Do you remember being embarrassed by your parents? I do.
The summer before I was in 8th grade, we docked our boat across the street from The Empress Hotel after a few weeks of roughing it in Desolation Sound. Mom, dad, my brother and I badly needed showers and clean clothes. (If you haven’t been to The Empress, it’s a gorgeous Edwardian hotel built in 1908 and a landmark in the heart of Victoria B.C.)
Dozens of civilized people dressed in their finest, sipped their afternoon tea and munched finger sandwiches and crumpets. My dad wore denim bell bottoms, thick soled canvas boat shoes — and dragged a giant black plastic trash bag filled with dirty laundry across the fancy lobby — while I looked for a potted palm to curl up behind and die.
Why couldn’t we have walked around the hotel? Why was he making a scene? It was to embarrass me! I was a 13-year-old who cringed at whatever my parents did, so my dad loved to make sure I was cringing over something worthwhile.
All I can say is thank goodness there were no iPhones, Facebook or Instagram back then! I can’t imagine!
Why am I sharing this moment of embarrassment? Because I read an article in The Daily Pilot by Patrice Apodaca called Stop ‘sharenting’ and start parenting. She explains that the one thing all parents have in common is embarrassing their kids. Then she goes on to talk about a new phenomenon called “sharenting” where we share too much online.
Read more here:
Parents share one universal trait. They’re very good at embarrassing their children.
They loudly and publicly boast, complain and share mortifying and intimate details about them. Then those kids grow up, procreate and proceed to engage in the same oversharing behavior regarding their own offspring.
This has probably been going on since the dawn of humankind.
There’s a new wrinkle, however, and it’s eliciting growing concern that it’s not a healthy one. It’s known by the portmanteau, “sharenting,” and it comes to us courtesy of social media.
Sharenting, the overuse of social media by parents to broadcast content about their kids, is increasingly one of the most hotly discussed and debated cultural trends revolving around the internet. In short, worries are escalating that parents who continually post photos, videos and stories about their children are unwittingly creating a host of potential problems.
To be sure, social media such as Facebook and Instagram have positive attributes.
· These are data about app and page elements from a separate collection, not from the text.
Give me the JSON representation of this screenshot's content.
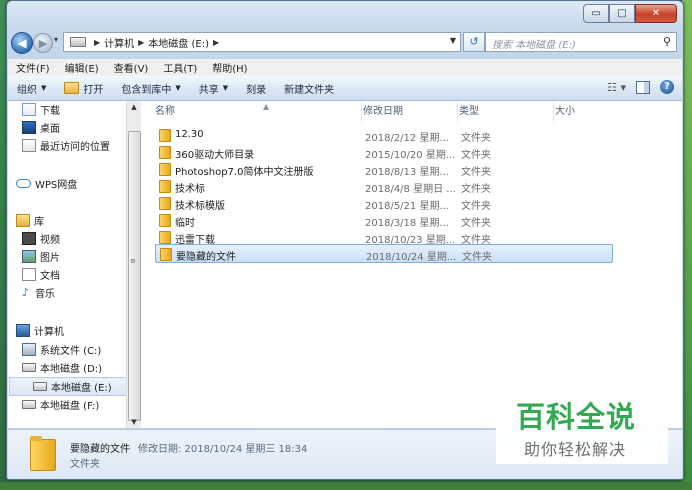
{
  "window": {
    "controls": {
      "minimize": "▭",
      "maximize": "□",
      "close": "✕"
    }
  },
  "address_bar": {
    "crumbs": [
      "计算机",
      "本地磁盘 (E:)"
    ],
    "search_placeholder": "搜索 本地磁盘 (E:)"
  },
  "menu": [
    "文件(F)",
    "编辑(E)",
    "查看(V)",
    "工具(T)",
    "帮助(H)"
  ],
  "toolbar": {
    "organize": "组织",
    "open": "打开",
    "include_in_library": "包含到库中",
    "share": "共享",
    "burn": "刻录",
    "new_folder": "新建文件夹"
  },
  "nav_pane": {
    "favorites": [
      "下载",
      "桌面",
      "最近访问的位置"
    ],
    "wps_cloud": "WPS网盘",
    "libraries_title": "库",
    "libraries": [
      "视频",
      "图片",
      "文档",
      "音乐"
    ],
    "computer_title": "计算机",
    "drives": [
      "系统文件 (C:)",
      "本地磁盘 (D:)",
      "本地磁盘 (E:)",
      "本地磁盘 (F:)"
    ]
  },
  "file_list": {
    "columns": [
      "名称",
      "修改日期",
      "类型",
      "大小"
    ],
    "rows": [
      {
        "name": "12.30",
        "date": "2018/2/12 星期...",
        "type": "文件夹"
      },
      {
        "name": "360驱动大师目录",
        "date": "2015/10/20 星期...",
        "type": "文件夹"
      },
      {
        "name": "Photoshop7.0简体中文注册版",
        "date": "2018/8/13 星期...",
        "type": "文件夹"
      },
      {
        "name": "技术标",
        "date": "2018/4/8 星期日 ...",
        "type": "文件夹"
      },
      {
        "name": "技术标模版",
        "date": "2018/5/21 星期...",
        "type": "文件夹"
      },
      {
        "name": "临时",
        "date": "2018/3/18 星期...",
        "type": "文件夹"
      },
      {
        "name": "迅雷下载",
        "date": "2018/10/23 星期...",
        "type": "文件夹"
      },
      {
        "name": "要隐藏的文件",
        "date": "2018/10/24 星期...",
        "type": "文件夹"
      }
    ],
    "selected_index": 7
  },
  "details_pane": {
    "name": "要隐藏的文件",
    "modified": "修改日期: 2018/10/24 星期三 18:34",
    "type": "文件夹"
  },
  "watermark": {
    "title": "百科全说",
    "subtitle": "助你轻松解决"
  },
  "colors": {
    "selection": "#cce4f7",
    "toolbar": "#dde8f5",
    "watermark_green": "#34a853"
  }
}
They allow parents to engage with like-minded communities, and to quickly and easily update friends and family members, some of whom might live far away, about the progress of their little ones. This can be a blessing for out-of-state grandparents, for instance, who appreciate the ability to regularly access information about their beloved grandkids.
But experts are increasingly warning about the dark side to all this sharing.
One cause for concern is that parents generally post this information without their children’s consent.
Of course, parents make decisions all the time that affect their kids without consulting them. That is the prerogative of being a parent. As children mature, though, they might come to resent their parents’ constant disclosures about their lives and grow uneasy about exactly how much they are sharing and who has access to that information in the online universe.
By age 2, one study found, 92% of American children have unique digital identities, which grow and follow them as they age.
One could imagine, for example, a child being bullied by her peers over a photo or story about her that was posted online by clueless parents, who considered such posts to be only a harmless sharing of cute or humorous content, or a display of pride intended for a friendly audience. The trouble is, once information is posted, it’s hard to control where it goes.
You can read the rest of the article here. There’s a lot more valuable info.
I used to post on FB all about my kids swim meets, awards, piano recitals, graduation pics, etc. I’m so proud of them and love sharing each and every special moment. However, I was fortunate that FB didn’t exist when they were born! Instead, it began in their awkward ‘tween years! At one point, my daughter told me I had to ask her permission to post anything about her. She was being teased by her peers. She also told me not to “friend” any of her friends. I respected her wishes.
I think it’s a good idea to let our kids know when and what we post about them. The exception is my blog 🙂 Actually, neither of my kids follow me or read it. They said they’ve lived it! Why bother? So, they don’t mind the old pics I post, or the stories. Or, I’m sure they’d let me know!
What are your thoughts about the tendency for parents to share too much info and post pictures online about their kids? Also, please share any stories where your parents embarrassed you!